━━ The records ━━
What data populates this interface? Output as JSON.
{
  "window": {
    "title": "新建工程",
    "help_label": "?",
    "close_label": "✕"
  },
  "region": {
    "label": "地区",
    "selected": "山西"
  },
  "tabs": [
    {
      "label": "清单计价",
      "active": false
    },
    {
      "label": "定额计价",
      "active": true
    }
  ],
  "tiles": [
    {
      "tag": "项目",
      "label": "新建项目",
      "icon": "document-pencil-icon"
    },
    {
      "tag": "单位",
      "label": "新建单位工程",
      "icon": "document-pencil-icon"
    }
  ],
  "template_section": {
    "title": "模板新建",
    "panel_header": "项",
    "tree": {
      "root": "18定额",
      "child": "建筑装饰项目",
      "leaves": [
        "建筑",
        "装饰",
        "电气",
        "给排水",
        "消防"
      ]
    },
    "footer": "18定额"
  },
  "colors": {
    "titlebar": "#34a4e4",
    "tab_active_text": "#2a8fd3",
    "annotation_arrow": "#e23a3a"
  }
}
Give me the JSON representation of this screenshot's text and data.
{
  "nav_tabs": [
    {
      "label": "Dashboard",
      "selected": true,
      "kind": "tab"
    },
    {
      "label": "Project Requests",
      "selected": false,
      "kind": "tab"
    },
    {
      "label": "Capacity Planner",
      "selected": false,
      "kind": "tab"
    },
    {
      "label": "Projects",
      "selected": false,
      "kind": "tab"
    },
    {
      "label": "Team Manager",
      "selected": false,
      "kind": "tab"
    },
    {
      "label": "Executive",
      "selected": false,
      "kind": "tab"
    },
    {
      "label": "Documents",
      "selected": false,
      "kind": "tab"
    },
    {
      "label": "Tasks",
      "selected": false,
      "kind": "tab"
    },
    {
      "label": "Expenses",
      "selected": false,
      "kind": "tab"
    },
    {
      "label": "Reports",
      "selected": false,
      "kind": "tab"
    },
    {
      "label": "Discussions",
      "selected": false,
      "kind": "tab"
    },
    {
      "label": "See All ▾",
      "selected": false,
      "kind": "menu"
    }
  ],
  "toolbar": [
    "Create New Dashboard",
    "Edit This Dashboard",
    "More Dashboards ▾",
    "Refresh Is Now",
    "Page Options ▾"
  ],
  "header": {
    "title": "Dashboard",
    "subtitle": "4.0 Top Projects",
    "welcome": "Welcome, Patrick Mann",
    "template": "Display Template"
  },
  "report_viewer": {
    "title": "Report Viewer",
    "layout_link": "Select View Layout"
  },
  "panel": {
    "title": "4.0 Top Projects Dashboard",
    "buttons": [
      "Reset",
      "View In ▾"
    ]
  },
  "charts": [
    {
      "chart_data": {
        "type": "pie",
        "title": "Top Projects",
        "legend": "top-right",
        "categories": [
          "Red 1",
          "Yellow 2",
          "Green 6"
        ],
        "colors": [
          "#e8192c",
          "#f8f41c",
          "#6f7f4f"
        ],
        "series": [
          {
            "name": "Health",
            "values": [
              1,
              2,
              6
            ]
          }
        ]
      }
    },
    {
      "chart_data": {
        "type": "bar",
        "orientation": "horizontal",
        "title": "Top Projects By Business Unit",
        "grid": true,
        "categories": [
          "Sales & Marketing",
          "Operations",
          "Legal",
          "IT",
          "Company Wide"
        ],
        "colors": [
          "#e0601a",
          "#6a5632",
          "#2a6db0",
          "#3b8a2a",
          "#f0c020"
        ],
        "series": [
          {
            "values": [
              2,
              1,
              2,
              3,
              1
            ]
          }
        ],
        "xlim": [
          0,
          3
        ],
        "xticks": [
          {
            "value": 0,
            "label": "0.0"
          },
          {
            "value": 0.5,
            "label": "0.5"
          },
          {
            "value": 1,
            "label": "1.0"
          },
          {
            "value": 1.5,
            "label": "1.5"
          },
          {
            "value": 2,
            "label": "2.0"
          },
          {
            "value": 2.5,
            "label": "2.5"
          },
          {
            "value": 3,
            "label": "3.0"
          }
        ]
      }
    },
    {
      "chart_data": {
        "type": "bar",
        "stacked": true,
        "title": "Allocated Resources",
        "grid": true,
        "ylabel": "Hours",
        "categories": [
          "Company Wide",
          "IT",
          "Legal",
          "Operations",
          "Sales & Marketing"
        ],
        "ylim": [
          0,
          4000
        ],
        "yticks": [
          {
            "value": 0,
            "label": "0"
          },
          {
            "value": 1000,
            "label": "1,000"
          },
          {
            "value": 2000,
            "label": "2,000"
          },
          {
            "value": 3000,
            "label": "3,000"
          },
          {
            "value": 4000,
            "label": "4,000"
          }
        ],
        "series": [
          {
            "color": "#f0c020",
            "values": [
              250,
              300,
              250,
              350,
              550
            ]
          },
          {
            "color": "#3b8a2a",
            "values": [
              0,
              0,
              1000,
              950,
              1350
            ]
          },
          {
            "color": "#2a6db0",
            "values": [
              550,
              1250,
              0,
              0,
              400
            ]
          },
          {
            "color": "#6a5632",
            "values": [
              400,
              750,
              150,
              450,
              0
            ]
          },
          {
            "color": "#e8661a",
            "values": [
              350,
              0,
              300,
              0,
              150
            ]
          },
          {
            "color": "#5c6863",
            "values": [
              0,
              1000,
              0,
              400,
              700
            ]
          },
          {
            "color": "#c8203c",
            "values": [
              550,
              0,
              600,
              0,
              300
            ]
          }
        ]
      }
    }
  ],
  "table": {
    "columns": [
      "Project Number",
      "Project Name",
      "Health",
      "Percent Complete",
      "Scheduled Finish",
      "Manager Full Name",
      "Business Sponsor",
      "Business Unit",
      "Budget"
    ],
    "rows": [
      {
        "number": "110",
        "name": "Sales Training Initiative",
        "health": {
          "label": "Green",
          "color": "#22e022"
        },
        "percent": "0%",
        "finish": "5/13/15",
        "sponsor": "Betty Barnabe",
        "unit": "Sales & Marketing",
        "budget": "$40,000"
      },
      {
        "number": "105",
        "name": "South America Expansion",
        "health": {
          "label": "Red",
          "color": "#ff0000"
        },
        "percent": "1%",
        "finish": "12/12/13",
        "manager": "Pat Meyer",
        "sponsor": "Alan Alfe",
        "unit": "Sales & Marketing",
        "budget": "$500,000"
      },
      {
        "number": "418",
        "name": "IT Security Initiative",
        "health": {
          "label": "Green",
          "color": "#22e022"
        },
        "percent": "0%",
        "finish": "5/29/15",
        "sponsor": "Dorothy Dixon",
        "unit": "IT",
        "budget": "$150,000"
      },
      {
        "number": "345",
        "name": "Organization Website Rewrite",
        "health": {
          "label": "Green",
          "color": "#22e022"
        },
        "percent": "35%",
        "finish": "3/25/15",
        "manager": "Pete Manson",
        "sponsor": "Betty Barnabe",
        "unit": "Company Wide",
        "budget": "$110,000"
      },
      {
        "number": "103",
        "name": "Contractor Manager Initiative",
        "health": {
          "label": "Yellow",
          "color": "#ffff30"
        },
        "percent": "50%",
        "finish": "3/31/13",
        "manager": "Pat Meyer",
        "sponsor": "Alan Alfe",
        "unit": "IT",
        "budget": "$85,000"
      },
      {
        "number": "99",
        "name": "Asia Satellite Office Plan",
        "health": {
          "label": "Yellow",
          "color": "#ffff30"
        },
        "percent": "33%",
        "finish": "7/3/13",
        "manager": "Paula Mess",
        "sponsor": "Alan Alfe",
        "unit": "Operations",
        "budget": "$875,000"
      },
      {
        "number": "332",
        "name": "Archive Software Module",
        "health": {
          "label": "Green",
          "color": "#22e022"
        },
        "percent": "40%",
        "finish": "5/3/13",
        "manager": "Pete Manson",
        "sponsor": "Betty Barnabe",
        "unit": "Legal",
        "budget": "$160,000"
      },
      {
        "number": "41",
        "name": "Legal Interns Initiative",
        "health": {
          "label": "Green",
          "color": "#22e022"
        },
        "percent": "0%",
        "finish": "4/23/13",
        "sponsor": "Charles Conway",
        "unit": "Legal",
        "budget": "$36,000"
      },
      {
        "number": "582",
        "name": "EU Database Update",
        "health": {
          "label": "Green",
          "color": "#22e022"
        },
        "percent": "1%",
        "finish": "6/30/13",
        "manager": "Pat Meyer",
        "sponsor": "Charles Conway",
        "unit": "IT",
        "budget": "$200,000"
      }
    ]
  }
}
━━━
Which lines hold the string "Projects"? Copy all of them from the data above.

      "label": "Projects",
    "subtitle": "4.0 Top Projects",
    "title": "4.0 Top Projects Dashboard",
        "title": "Top Projects",
        "title": "Top Projects By Business Unit",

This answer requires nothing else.